### THE PROBLEM
Determine how many lines in the entries below include the word "JSON", and reply with that number alone.

### ENTRIES PROVIDED
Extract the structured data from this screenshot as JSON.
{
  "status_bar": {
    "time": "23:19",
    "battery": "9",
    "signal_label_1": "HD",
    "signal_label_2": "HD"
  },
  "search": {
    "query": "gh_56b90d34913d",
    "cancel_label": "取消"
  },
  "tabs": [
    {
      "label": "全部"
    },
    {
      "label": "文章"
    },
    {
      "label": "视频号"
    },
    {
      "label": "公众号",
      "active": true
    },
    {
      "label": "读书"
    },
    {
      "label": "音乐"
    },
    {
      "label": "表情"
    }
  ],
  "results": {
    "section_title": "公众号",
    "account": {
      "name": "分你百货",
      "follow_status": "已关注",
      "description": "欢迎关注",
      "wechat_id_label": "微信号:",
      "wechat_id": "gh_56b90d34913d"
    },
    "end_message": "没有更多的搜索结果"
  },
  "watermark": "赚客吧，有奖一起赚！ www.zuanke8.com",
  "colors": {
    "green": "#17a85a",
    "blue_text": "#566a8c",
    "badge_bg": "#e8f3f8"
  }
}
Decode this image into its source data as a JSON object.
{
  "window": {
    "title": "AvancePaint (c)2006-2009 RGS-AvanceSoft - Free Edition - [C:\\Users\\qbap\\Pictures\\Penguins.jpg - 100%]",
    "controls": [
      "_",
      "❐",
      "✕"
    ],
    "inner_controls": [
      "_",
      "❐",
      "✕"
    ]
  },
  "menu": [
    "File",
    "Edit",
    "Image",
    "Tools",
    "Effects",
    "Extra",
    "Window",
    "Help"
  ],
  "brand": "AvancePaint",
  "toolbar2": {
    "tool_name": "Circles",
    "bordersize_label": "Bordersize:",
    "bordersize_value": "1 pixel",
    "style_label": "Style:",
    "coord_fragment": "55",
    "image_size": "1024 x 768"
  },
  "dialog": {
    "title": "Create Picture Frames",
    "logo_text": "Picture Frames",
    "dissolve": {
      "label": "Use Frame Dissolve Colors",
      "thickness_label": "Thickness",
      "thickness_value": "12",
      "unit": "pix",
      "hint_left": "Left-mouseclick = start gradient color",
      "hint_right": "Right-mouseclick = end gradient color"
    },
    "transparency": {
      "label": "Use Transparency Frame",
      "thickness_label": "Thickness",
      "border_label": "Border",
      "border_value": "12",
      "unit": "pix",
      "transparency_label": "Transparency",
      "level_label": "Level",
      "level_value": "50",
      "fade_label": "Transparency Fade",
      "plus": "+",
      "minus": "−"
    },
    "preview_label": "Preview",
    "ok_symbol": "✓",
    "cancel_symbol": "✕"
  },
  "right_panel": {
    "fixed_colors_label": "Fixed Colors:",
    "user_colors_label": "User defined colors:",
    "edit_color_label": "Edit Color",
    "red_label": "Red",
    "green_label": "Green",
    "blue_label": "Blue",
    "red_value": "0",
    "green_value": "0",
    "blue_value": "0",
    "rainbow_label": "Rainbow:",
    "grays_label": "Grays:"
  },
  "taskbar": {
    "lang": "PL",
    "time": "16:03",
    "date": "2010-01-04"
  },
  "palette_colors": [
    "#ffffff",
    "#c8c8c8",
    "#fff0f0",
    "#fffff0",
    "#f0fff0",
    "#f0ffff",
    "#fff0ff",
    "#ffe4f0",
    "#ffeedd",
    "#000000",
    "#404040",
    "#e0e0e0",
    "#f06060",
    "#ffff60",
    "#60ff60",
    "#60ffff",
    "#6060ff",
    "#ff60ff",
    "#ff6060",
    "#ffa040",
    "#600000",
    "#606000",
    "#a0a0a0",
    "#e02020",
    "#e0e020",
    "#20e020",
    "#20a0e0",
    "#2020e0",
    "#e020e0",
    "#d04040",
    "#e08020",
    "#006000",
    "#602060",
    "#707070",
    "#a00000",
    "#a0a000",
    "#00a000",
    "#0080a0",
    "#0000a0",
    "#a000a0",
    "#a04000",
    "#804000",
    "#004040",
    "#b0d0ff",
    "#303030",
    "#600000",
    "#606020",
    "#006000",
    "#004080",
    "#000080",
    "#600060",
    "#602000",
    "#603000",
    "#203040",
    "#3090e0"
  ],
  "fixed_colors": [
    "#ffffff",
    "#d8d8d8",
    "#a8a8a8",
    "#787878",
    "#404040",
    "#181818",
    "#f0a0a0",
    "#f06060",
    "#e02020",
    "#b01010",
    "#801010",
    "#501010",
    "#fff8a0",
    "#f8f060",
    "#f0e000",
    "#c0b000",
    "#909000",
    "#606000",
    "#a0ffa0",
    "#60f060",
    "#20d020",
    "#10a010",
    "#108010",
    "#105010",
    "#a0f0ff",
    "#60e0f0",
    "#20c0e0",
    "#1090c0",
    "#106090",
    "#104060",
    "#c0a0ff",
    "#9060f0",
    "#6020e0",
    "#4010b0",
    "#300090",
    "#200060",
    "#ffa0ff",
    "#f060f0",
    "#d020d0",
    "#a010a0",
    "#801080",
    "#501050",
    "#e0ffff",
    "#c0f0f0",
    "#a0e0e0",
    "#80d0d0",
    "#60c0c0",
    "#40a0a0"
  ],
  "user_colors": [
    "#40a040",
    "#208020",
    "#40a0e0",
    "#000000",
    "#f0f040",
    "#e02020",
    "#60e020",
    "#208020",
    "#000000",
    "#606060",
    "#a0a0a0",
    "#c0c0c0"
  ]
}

### RESPONSE TO THE TASK
2